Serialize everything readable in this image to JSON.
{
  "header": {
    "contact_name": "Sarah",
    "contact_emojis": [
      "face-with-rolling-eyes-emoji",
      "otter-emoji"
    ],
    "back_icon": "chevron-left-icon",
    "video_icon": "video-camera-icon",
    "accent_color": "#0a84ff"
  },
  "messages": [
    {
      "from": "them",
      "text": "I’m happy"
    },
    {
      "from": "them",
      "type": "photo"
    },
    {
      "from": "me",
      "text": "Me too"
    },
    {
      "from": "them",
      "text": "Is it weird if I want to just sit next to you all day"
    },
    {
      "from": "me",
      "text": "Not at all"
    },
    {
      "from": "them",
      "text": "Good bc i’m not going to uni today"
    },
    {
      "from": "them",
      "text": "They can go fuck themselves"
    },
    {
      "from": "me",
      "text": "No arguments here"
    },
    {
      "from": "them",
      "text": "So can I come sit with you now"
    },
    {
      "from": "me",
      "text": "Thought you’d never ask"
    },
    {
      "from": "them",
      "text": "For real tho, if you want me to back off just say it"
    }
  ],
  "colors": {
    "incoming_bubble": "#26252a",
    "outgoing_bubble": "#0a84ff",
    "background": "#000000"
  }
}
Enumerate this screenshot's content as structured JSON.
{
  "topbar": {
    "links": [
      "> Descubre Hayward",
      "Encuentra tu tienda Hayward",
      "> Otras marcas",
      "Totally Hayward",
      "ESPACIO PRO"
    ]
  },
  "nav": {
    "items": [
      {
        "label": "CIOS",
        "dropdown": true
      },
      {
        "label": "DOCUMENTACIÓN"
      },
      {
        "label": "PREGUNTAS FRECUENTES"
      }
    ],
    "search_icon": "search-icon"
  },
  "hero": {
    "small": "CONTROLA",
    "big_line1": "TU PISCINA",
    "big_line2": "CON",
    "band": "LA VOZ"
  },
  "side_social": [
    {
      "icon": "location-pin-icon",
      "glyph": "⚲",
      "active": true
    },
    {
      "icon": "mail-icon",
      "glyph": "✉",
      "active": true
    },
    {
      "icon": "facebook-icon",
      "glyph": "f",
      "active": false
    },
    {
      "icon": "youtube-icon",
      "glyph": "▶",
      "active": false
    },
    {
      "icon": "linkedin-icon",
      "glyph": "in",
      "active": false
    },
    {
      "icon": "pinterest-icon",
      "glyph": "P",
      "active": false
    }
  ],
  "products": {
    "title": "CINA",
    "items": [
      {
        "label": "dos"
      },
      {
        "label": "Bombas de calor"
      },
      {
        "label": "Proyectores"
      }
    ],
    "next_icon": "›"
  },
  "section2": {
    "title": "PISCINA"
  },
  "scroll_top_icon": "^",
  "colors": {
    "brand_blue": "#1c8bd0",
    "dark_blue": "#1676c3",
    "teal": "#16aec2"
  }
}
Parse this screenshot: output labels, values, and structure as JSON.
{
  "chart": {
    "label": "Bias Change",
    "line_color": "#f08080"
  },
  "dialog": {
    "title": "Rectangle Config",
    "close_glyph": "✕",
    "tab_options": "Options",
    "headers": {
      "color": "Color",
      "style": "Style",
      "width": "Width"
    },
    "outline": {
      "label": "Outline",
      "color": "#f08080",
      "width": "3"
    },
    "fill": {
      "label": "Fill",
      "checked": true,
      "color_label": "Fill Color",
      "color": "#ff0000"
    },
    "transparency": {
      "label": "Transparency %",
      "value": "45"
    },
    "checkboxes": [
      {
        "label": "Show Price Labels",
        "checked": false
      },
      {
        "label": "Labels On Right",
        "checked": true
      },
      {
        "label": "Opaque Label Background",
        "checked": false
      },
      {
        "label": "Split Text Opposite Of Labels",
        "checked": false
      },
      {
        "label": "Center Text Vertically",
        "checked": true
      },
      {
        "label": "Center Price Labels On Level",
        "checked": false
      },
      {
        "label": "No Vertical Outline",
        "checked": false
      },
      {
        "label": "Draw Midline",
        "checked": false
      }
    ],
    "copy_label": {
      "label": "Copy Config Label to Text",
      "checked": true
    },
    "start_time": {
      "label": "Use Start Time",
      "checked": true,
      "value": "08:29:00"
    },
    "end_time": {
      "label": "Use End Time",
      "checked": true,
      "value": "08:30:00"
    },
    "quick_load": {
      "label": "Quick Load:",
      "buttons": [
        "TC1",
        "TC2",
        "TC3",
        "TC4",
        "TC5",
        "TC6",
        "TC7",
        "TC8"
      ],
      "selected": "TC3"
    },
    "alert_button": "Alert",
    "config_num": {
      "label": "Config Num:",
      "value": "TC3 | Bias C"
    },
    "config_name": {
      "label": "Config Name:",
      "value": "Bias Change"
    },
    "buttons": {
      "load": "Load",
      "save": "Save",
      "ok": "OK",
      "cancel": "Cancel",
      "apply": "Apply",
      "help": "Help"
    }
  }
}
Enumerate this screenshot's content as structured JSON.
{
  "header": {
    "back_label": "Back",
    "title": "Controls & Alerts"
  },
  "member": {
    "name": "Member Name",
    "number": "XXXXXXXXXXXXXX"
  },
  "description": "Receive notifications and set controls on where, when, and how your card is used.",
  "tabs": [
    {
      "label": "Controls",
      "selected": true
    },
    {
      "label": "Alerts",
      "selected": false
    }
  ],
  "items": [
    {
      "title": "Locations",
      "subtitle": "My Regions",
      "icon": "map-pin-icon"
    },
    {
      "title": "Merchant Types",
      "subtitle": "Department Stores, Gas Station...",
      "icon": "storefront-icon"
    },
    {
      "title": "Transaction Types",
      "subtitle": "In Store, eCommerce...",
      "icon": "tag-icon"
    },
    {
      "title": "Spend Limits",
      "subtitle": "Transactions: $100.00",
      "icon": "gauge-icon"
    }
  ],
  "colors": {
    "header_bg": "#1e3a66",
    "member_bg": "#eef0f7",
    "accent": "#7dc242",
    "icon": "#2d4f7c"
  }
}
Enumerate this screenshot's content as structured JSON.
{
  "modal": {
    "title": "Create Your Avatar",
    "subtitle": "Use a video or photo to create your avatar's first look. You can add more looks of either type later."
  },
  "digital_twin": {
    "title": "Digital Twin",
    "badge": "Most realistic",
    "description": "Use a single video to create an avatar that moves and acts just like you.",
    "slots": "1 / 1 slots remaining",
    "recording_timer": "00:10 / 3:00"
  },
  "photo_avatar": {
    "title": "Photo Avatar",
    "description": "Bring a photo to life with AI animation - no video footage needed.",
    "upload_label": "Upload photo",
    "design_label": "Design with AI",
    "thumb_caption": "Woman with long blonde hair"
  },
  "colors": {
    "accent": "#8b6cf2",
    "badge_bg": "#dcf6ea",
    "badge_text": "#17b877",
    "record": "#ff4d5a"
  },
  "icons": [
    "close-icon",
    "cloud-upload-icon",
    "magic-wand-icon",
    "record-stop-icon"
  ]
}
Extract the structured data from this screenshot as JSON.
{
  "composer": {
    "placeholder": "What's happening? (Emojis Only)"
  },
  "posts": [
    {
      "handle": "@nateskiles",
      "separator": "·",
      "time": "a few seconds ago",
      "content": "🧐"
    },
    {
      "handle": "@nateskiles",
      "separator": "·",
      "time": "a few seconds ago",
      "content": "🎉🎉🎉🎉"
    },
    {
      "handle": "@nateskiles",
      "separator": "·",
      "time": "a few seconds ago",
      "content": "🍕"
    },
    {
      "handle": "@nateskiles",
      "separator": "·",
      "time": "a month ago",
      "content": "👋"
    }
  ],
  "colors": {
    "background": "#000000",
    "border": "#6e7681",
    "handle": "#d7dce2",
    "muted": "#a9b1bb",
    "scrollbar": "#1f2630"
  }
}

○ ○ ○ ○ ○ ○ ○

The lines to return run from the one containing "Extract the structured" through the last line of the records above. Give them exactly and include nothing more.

REPLY —
Extract the structured data from this screenshot as JSON.
{
  "composer": {
    "placeholder": "What's happening? (Emojis Only)"
  },
  "posts": [
    {
      "handle": "@nateskiles",
      "separator": "·",
      "time": "a few seconds ago",
      "content": "🧐"
    },
    {
      "handle": "@nateskiles",
      "separator": "·",
      "time": "a few seconds ago",
      "content": "🎉🎉🎉🎉"
    },
    {
      "handle": "@nateskiles",
      "separator": "·",
      "time": "a few seconds ago",
      "content": "🍕"
    },
    {
      "handle": "@nateskiles",
      "separator": "·",
      "time": "a month ago",
      "content": "👋"
    }
  ],
  "colors": {
    "background": "#000000",
    "border": "#6e7681",
    "handle": "#d7dce2",
    "muted": "#a9b1bb",
    "scrollbar": "#1f2630"
  }
}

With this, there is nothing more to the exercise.